Imagine this scenario: you are a researcher conducting a clinical trial on a promising treatment for a rare but serious heart condition. Unfortunately, you are struggling to locate and enroll enough eligible participants and your study is at risk of not completing. Then you discover a Facebook support group for precisely the condition you are studying. The group is open: you do not need to be invited or to suffer from the condition to become a member—anyone can join. Here are the eligible participants you have been looking for!
But what are your obligations in approaching members of this group for recruitment? Would such recruitment be ethically advisable? Under what conditions? And what ethical norms apply when approaching sick and potentially vulnerable people for recruitment over social media? How should you (and the IRB) evaluate this type of activity from an ethical perspective?
There is a growing body of literature supporting social media’s effectiveness in recruiting research participants for everything from pediatric cancer research to depression prevention research to studies on smoking cessation. Social media has also shown promise at reaching historically hard-to-access populations, including gay Latino couples, young cancer survivors, and (as in the example above) sufferers of rare diseases. Since under-enrollment in clinical research is a major challenge, and because of the ubiquity and still-growing popularity of social media, social media has the potential to be an invaluable research recruitment tool.
But there has been little discussion to date of the ethical issues raised by recruiting via social media. There is no specific regulatory guidance on the practice and almost nothing in the bioethics literature to help investigators and IRBs navigate this unfamiliar terrain. Thus researchers may, understandably, under-utilize this powerful resource because of uncertainty over how best to assess the ethical aspects of recruitment using social media.
To address this potential obstacle, a working group composed of members from the Petrie-Flom Center for Health Law Policy, Biotechnology, and Bioethics at Harvard Law School and Harvard Catalyst | The Harvard Clinical and Translational Science Center at Harvard Medical School has authored an open-access guidance document: “The Use of Social Media in Recruitment to Research: A Guide for Investigators and IRBs”. The document contains a number of detailed case studies as well as two practical checklists (one for investigators proposing and one for IRBs reviewing social media recruitment techniques). Key points include:

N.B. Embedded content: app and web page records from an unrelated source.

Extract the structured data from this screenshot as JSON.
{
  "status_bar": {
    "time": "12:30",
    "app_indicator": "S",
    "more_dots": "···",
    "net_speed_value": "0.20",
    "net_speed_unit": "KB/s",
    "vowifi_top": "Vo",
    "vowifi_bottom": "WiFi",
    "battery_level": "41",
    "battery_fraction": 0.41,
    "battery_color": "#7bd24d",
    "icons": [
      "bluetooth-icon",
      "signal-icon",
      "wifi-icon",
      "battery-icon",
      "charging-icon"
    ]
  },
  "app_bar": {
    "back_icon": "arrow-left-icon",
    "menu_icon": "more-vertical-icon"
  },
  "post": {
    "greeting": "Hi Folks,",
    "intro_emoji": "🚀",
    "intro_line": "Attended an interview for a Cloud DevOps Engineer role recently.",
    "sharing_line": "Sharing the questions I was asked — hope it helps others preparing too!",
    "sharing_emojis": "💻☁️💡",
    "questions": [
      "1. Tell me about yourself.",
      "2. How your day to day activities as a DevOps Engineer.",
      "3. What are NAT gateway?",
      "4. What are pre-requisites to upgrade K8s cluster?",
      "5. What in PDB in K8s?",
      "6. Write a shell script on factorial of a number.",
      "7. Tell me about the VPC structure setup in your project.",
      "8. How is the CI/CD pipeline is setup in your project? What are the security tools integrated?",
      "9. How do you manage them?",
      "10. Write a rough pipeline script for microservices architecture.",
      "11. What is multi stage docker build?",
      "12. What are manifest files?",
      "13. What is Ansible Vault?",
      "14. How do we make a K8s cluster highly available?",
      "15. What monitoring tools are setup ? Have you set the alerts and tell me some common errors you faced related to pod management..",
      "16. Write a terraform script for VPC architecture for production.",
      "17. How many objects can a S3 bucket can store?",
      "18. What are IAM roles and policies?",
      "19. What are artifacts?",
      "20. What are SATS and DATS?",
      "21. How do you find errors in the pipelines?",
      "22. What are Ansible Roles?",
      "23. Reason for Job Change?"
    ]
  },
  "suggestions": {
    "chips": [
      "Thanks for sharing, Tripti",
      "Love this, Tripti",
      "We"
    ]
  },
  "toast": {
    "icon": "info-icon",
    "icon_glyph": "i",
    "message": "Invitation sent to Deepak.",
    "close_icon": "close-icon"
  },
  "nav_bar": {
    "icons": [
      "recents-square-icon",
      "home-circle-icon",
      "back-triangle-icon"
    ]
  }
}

- Evaluating recruitment using social media does not require new ethical principles. It should be evaluated using the same considerations that guide review of other recruitment techniques.
- The most salient ethical considerations in this context are respect for social media users’ privacy and investigator transparency. These are not new considerations, but are specific components of the foundational principles of research ethics: respect for persons, beneficence, and justice.
- Social media recruitment techniques typically have strong corollaries with more traditional, offline recruitment methods. For example, approaching a patient support group over Facebook is in many ways analogous to approaching a patient support group in-person. Thus researchers seeking to utilize social media for recruitment purposes should imagine an analogous off-line recruitment scenario, consider how the off-line scenario would be assessed, and then try to identify differences in the online scenario that may require further scrutiny.
- Respect for privacy requires researchers to treat social media users’ sensitive personal information securely even if it has already been made publicly available online, and to take extra steps to protect vulnerable populations from privacy harms. Researchers should not always assume that social media users are well-informed about online privacy settings or privacy harms.
- Investigator transparency requires researchers to refrain from using deception to gain access to online communities with specific requirements for joining (e.g., having a certain illness). Transparency also requires studies to be described accurately and precludes researchers from lurking in private or semi-private online spaces without proactively disclosing why they are there.
- Investigators should certify compliance with website business rules or ‘terms of service’ to the IRB. In cases where investigators wish to pursue research strategies that conflict with a site’s rules, they should seek an exception from the moderator or authority connected to the site. In rare cases, when there is strong ethical imperative to pursue the research (and with input from institutional legal counsel), the IRB may consider whether to permit research that conflicts with a site’s terms of service.
- Online ‘friends’ of enrolled research participants may be eligible for particular studies and a promising recruitment pool for investigators. However, in approaching these individuals researchers must not disclose the health information of currently enrolled participants or their involvement in the research. Researchers may be best served asking the participant to approach members of her network on behalf of the study team.
- Online communication between participants carries risks for the scientific integrity of the research. Participants should be educated about the risk that certain communications (e.g., describing their experience in one arm of a study in great detail) may result in un-blinding. Researchers should provide the IRB with a communication plan as part of the protocol, including a description of how people will be contacted, responses to likely questions from participants, what types of participant communications the study team regards as risky, and how the research team will respond to these communications should they encounter them.
For more detail on these and related points, download the full guidelines.
Social media has the potential to serve as a powerful and perhaps transformative tool for clinical research recruitment. But if we are to effectively harness that potential in ways that maintain public trust, the research community must adapt and apply the foundational norms of research ethics to this new medium. We hope that this document will serve both as useful guidance and as the launch point for further discussion and development of this important topic.
To learn more about the collaboration between the Petrie-Flom Center and Harvard Catalyst on issues in clinical research ethics, visit our website.